Down to the last line, reproduce the data that follows, but skip the pictures.

- **Records for this exercise**:
★ ★ ★ ★

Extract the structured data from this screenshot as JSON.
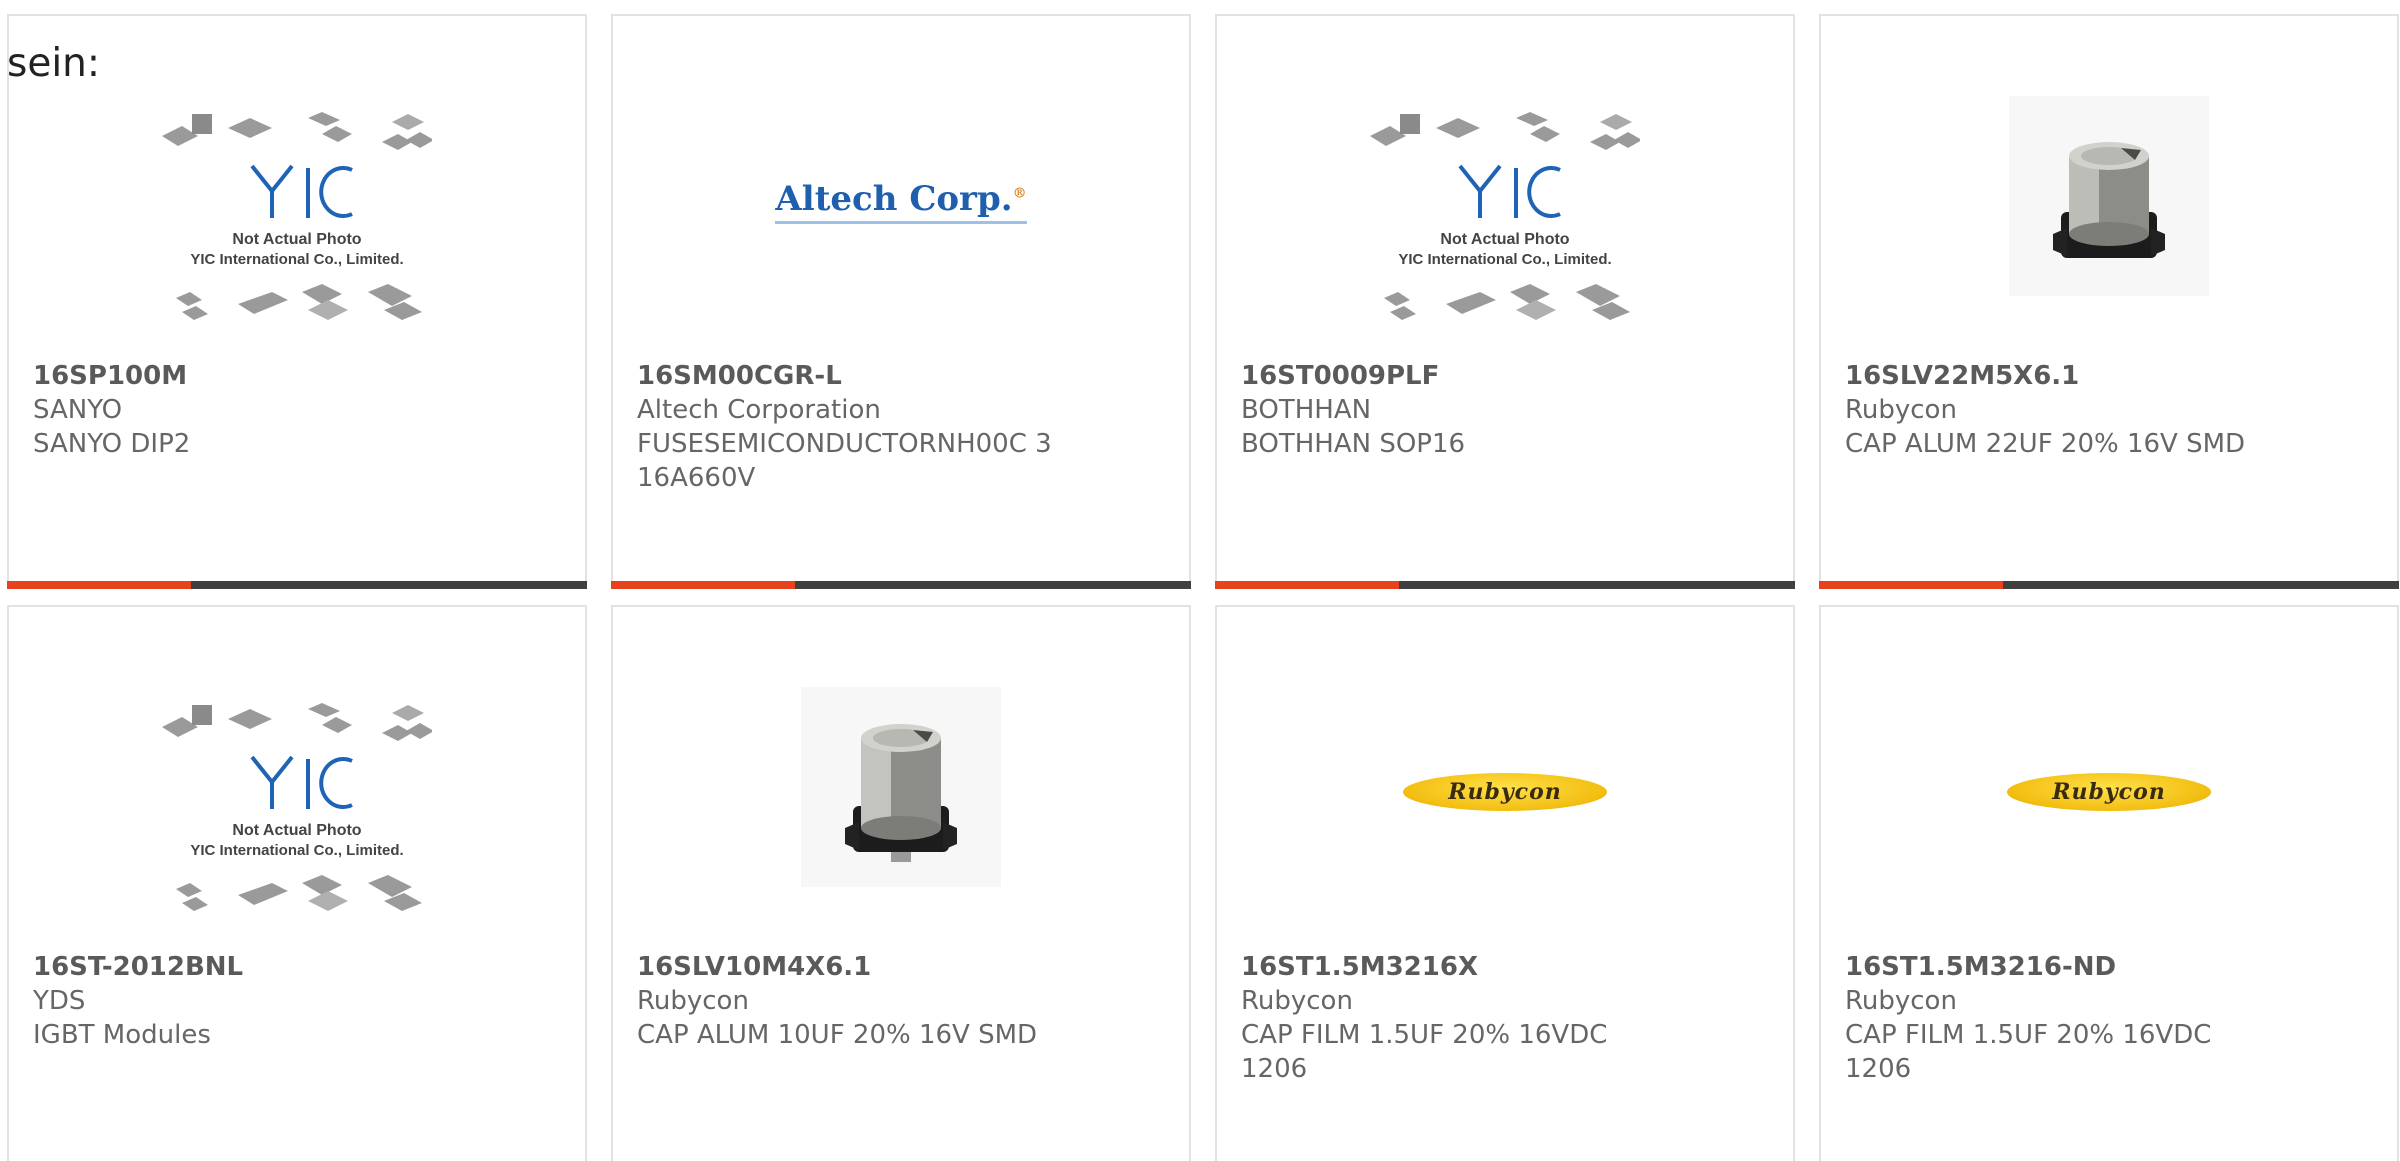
{
  "intro_text": "sein:",
  "colors": {
    "accent": "#e8421d",
    "bar": "#3f3f3f",
    "border": "#e2e2e2",
    "text": "#666666"
  },
  "yic_placeholder": {
    "line1": "Not Actual Photo",
    "line2": "YIC International Co., Limited."
  },
  "products": [
    {
      "part": "16SP100M",
      "maker": "SANYO",
      "desc": "SANYO DIP2",
      "image": "yic-placeholder"
    },
    {
      "part": "16SM00CGR-L",
      "maker": "Altech Corporation",
      "desc": "FUSESEMICONDUCTORNH00C 3 16A660V",
      "image": "altech-logo",
      "logo_text": "Altech Corp."
    },
    {
      "part": "16ST0009PLF",
      "maker": "BOTHHAN",
      "desc": "BOTHHAN SOP16",
      "image": "yic-placeholder"
    },
    {
      "part": "16SLV22M5X6.1",
      "maker": "Rubycon",
      "desc": "CAP ALUM 22UF 20% 16V SMD",
      "image": "capacitor-photo"
    },
    {
      "part": "16ST-2012BNL",
      "maker": "YDS",
      "desc": "IGBT Modules",
      "image": "yic-placeholder"
    },
    {
      "part": "16SLV10M4X6.1",
      "maker": "Rubycon",
      "desc": "CAP ALUM 10UF 20% 16V SMD",
      "image": "capacitor-photo"
    },
    {
      "part": "16ST1.5M3216X",
      "maker": "Rubycon",
      "desc": "CAP FILM 1.5UF 20% 16VDC 1206",
      "image": "rubycon-logo",
      "logo_text": "Rubycon"
    },
    {
      "part": "16ST1.5M3216-ND",
      "maker": "Rubycon",
      "desc": "CAP FILM 1.5UF 20% 16VDC 1206",
      "image": "rubycon-logo",
      "logo_text": "Rubycon"
    }
  ]
}
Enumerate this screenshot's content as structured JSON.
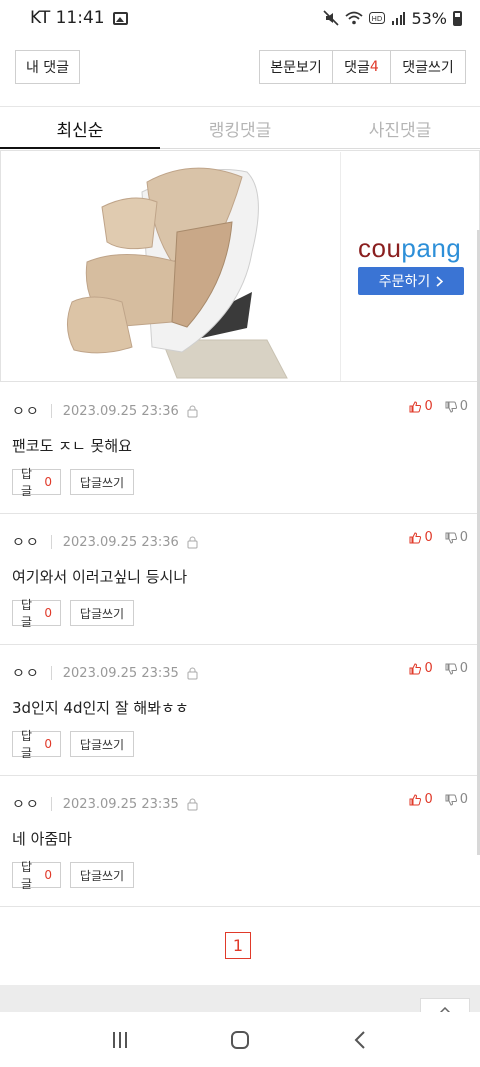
{
  "status_bar": {
    "time_label": "KT 11:41",
    "battery": "53%"
  },
  "top_actions": {
    "my_comments": "내 댓글",
    "view_article": "본문보기",
    "comments_label": "댓글",
    "comments_count": "4",
    "write_comment": "댓글쓰기"
  },
  "tabs": [
    {
      "label": "최신순",
      "active": true
    },
    {
      "label": "랭킹댓글",
      "active": false
    },
    {
      "label": "사진댓글",
      "active": false
    }
  ],
  "ad": {
    "brand_part1": "cou",
    "brand_part2": "pang",
    "order_label": "주문하기"
  },
  "comments": [
    {
      "author": "ㅇㅇ",
      "date": "2023.09.25 23:36",
      "text": "팬코도 ㅈㄴ 못해요",
      "up": "0",
      "down": "0",
      "reply_label": "답글",
      "reply_count": "0",
      "write_reply": "답글쓰기"
    },
    {
      "author": "ㅇㅇ",
      "date": "2023.09.25 23:36",
      "text": "여기와서 이러고싶니 등시나",
      "up": "0",
      "down": "0",
      "reply_label": "답글",
      "reply_count": "0",
      "write_reply": "답글쓰기"
    },
    {
      "author": "ㅇㅇ",
      "date": "2023.09.25 23:35",
      "text": "3d인지 4d인지 잘 해봐ㅎㅎ",
      "up": "0",
      "down": "0",
      "reply_label": "답글",
      "reply_count": "0",
      "write_reply": "답글쓰기"
    },
    {
      "author": "ㅇㅇ",
      "date": "2023.09.25 23:35",
      "text": "네 아줌마",
      "up": "0",
      "down": "0",
      "reply_label": "답글",
      "reply_count": "0",
      "write_reply": "답글쓰기"
    }
  ],
  "pagination": {
    "current": "1"
  },
  "colors": {
    "accent_red": "#e03a2a",
    "coupang_blue": "#3a74d4"
  }
}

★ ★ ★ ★

- **Task output**:
Extract the structured data from this screenshot as JSON.
{
  "intro_text": "sein:",
  "colors": {
    "accent": "#e8421d",
    "bar": "#3f3f3f",
    "border": "#e2e2e2",
    "text": "#666666"
  },
  "yic_placeholder": {
    "line1": "Not Actual Photo",
    "line2": "YIC International Co., Limited."
  },
  "products": [
    {
      "part": "16SP100M",
      "maker": "SANYO",
      "desc": "SANYO DIP2",
      "image": "yic-placeholder"
    },
    {
      "part": "16SM00CGR-L",
      "maker": "Altech Corporation",
      "desc": "FUSESEMICONDUCTORNH00C 3 16A660V",
      "image": "altech-logo",
      "logo_text": "Altech Corp."
    },
    {
      "part": "16ST0009PLF",
      "maker": "BOTHHAN",
      "desc": "BOTHHAN SOP16",
      "image": "yic-placeholder"
    },
    {
      "part": "16SLV22M5X6.1",
      "maker": "Rubycon",
      "desc": "CAP ALUM 22UF 20% 16V SMD",
      "image": "capacitor-photo"
    },
    {
      "part": "16ST-2012BNL",
      "maker": "YDS",
      "desc": "IGBT Modules",
      "image": "yic-placeholder"
    },
    {
      "part": "16SLV10M4X6.1",
      "maker": "Rubycon",
      "desc": "CAP ALUM 10UF 20% 16V SMD",
      "image": "capacitor-photo"
    },
    {
      "part": "16ST1.5M3216X",
      "maker": "Rubycon",
      "desc": "CAP FILM 1.5UF 20% 16VDC 1206",
      "image": "rubycon-logo",
      "logo_text": "Rubycon"
    },
    {
      "part": "16ST1.5M3216-ND",
      "maker": "Rubycon",
      "desc": "CAP FILM 1.5UF 20% 16VDC 1206",
      "image": "rubycon-logo",
      "logo_text": "Rubycon"
    }
  ]
}
Enumerate this screenshot's content as structured JSON.
{
  "status_bar": {
    "time_label": "KT 11:41",
    "battery": "53%"
  },
  "top_actions": {
    "my_comments": "내 댓글",
    "view_article": "본문보기",
    "comments_label": "댓글",
    "comments_count": "4",
    "write_comment": "댓글쓰기"
  },
  "tabs": [
    {
      "label": "최신순",
      "active": true
    },
    {
      "label": "랭킹댓글",
      "active": false
    },
    {
      "label": "사진댓글",
      "active": false
    }
  ],
  "ad": {
    "brand_part1": "cou",
    "brand_part2": "pang",
    "order_label": "주문하기"
  },
  "comments": [
    {
      "author": "ㅇㅇ",
      "date": "2023.09.25 23:36",
      "text": "팬코도 ㅈㄴ 못해요",
      "up": "0",
      "down": "0",
      "reply_label": "답글",
      "reply_count": "0",
      "write_reply": "답글쓰기"
    },
    {
      "author": "ㅇㅇ",
      "date": "2023.09.25 23:36",
      "text": "여기와서 이러고싶니 등시나",
      "up": "0",
      "down": "0",
      "reply_label": "답글",
      "reply_count": "0",
      "write_reply": "답글쓰기"
    },
    {
      "author": "ㅇㅇ",
      "date": "2023.09.25 23:35",
      "text": "3d인지 4d인지 잘 해봐ㅎㅎ",
      "up": "0",
      "down": "0",
      "reply_label": "답글",
      "reply_count": "0",
      "write_reply": "답글쓰기"
    },
    {
      "author": "ㅇㅇ",
      "date": "2023.09.25 23:35",
      "text": "네 아줌마",
      "up": "0",
      "down": "0",
      "reply_label": "답글",
      "reply_count": "0",
      "write_reply": "답글쓰기"
    }
  ],
  "pagination": {
    "current": "1"
  },
  "colors": {
    "accent_red": "#e03a2a",
    "coupang_blue": "#3a74d4"
  }
}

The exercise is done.